▸ TASK PROMPT: Review the material line by line. Identify and copy every line that contains the string "size".

▸ ENTRIES SHOWN:

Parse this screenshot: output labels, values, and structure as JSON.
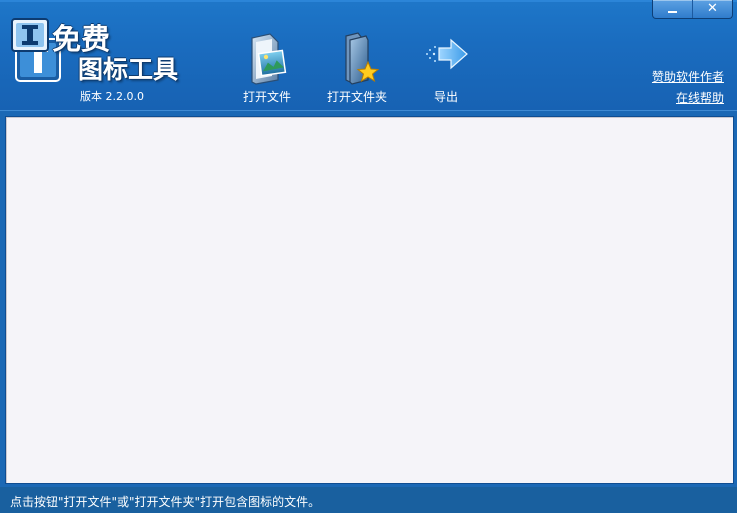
{
  "app": {
    "logo_line1": "免费",
    "logo_line2": "图标工具",
    "version": "版本 2.2.0.0"
  },
  "window_controls": {
    "minimize_icon": "minimize-icon",
    "close_glyph": "✕"
  },
  "toolbar": {
    "open_file_label": "打开文件",
    "open_folder_label": "打开文件夹",
    "export_label": "导出"
  },
  "links": {
    "sponsor": "赞助软件作者",
    "help": "在线帮助"
  },
  "status_bar": {
    "text": "点击按钮\"打开文件\"或\"打开文件夹\"打开包含图标的文件。"
  },
  "colors": {
    "header_bg": "#1a6cbf",
    "content_bg": "#f5f4f9",
    "status_bg": "#19609f",
    "text": "#ffffff"
  }
}
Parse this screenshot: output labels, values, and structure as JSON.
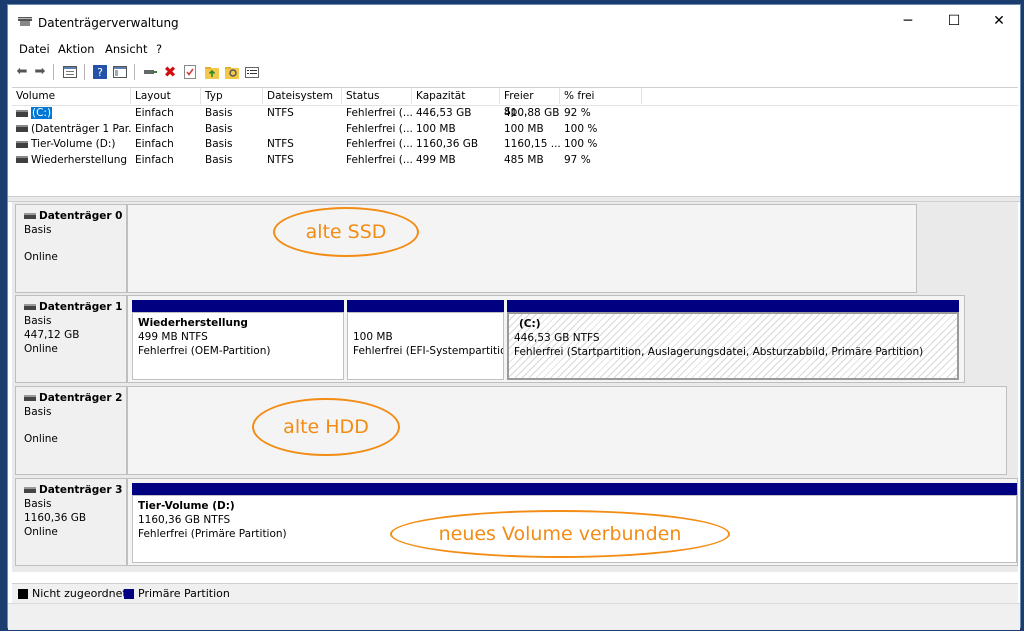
{
  "window": {
    "title": "Datenträgerverwaltung",
    "minimize_glyph": "─",
    "maximize_glyph": "☐",
    "close_glyph": "✕"
  },
  "menu": {
    "items": [
      "Datei",
      "Aktion",
      "Ansicht",
      "?"
    ]
  },
  "toolbar": {
    "icons": [
      "back-icon",
      "forward-icon",
      "properties-icon",
      "help-icon",
      "console-tree-icon",
      "connect-icon",
      "delete-icon",
      "check-icon",
      "folder-up-icon",
      "folder-search-icon",
      "list-icon"
    ]
  },
  "volumes": {
    "columns": [
      "Volume",
      "Layout",
      "Typ",
      "Dateisystem",
      "Status",
      "Kapazität",
      "Freier Sp...",
      "% frei"
    ],
    "rows": [
      [
        "(C:)",
        "Einfach",
        "Basis",
        "NTFS",
        "Fehlerfrei (...",
        "446,53 GB",
        "410,88 GB",
        "92 %"
      ],
      [
        "(Datenträger 1 Par...",
        "Einfach",
        "Basis",
        "",
        "Fehlerfrei (...",
        "100 MB",
        "100 MB",
        "100 %"
      ],
      [
        "Tier-Volume (D:)",
        "Einfach",
        "Basis",
        "NTFS",
        "Fehlerfrei (...",
        "1160,36 GB",
        "1160,15 ...",
        "100 %"
      ],
      [
        "Wiederherstellung",
        "Einfach",
        "Basis",
        "NTFS",
        "Fehlerfrei (...",
        "499 MB",
        "485 MB",
        "97 %"
      ]
    ]
  },
  "disks": [
    {
      "name": "Datenträger 0",
      "type": "Basis",
      "size": "",
      "state": "Online"
    },
    {
      "name": "Datenträger 1",
      "type": "Basis",
      "size": "447,12 GB",
      "state": "Online",
      "partitions": [
        {
          "title": "Wiederherstellung",
          "size": "499 MB NTFS",
          "status": "Fehlerfrei (OEM-Partition)"
        },
        {
          "title": "",
          "size": "100 MB",
          "status": "Fehlerfrei (EFI-Systempartition"
        },
        {
          "title": "(C:)",
          "size": "446,53 GB NTFS",
          "status": "Fehlerfrei (Startpartition, Auslagerungsdatei, Absturzabbild, Primäre Partition)"
        }
      ]
    },
    {
      "name": "Datenträger 2",
      "type": "Basis",
      "size": "",
      "state": "Online"
    },
    {
      "name": "Datenträger 3",
      "type": "Basis",
      "size": "1160,36 GB",
      "state": "Online",
      "partitions": [
        {
          "title": "Tier-Volume  (D:)",
          "size": "1160,36 GB NTFS",
          "status": "Fehlerfrei (Primäre Partition)"
        }
      ]
    }
  ],
  "annotations": {
    "ssd": "alte SSD",
    "hdd": "alte HDD",
    "volume": "neues Volume verbunden"
  },
  "legend": {
    "unallocated": "Nicht zugeordnet",
    "primary": "Primäre Partition"
  },
  "colors": {
    "primary_partition": "#000080",
    "unallocated": "#000000",
    "annotation": "#f28c14",
    "selection": "#0078d7"
  }
}
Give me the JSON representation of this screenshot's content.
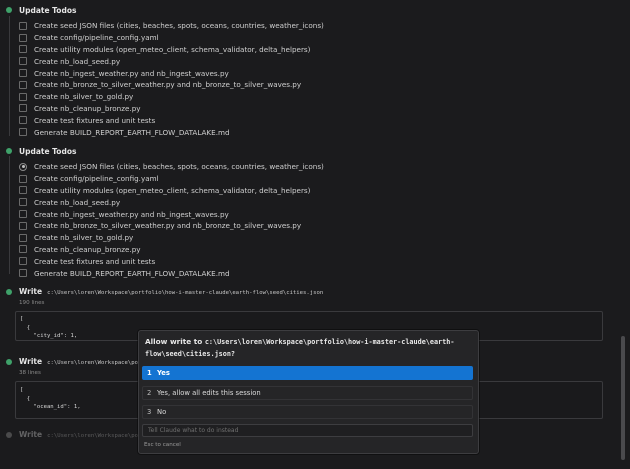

▸ RESPONSE:
      "size": "",
      "size": "447,12 GB",
          "size": "499 MB NTFS",
          "size": "100 MB",
          "size": "446,53 GB NTFS",
      "size": "",
      "size": "1160,36 GB",
          "size": "1160,36 GB NTFS",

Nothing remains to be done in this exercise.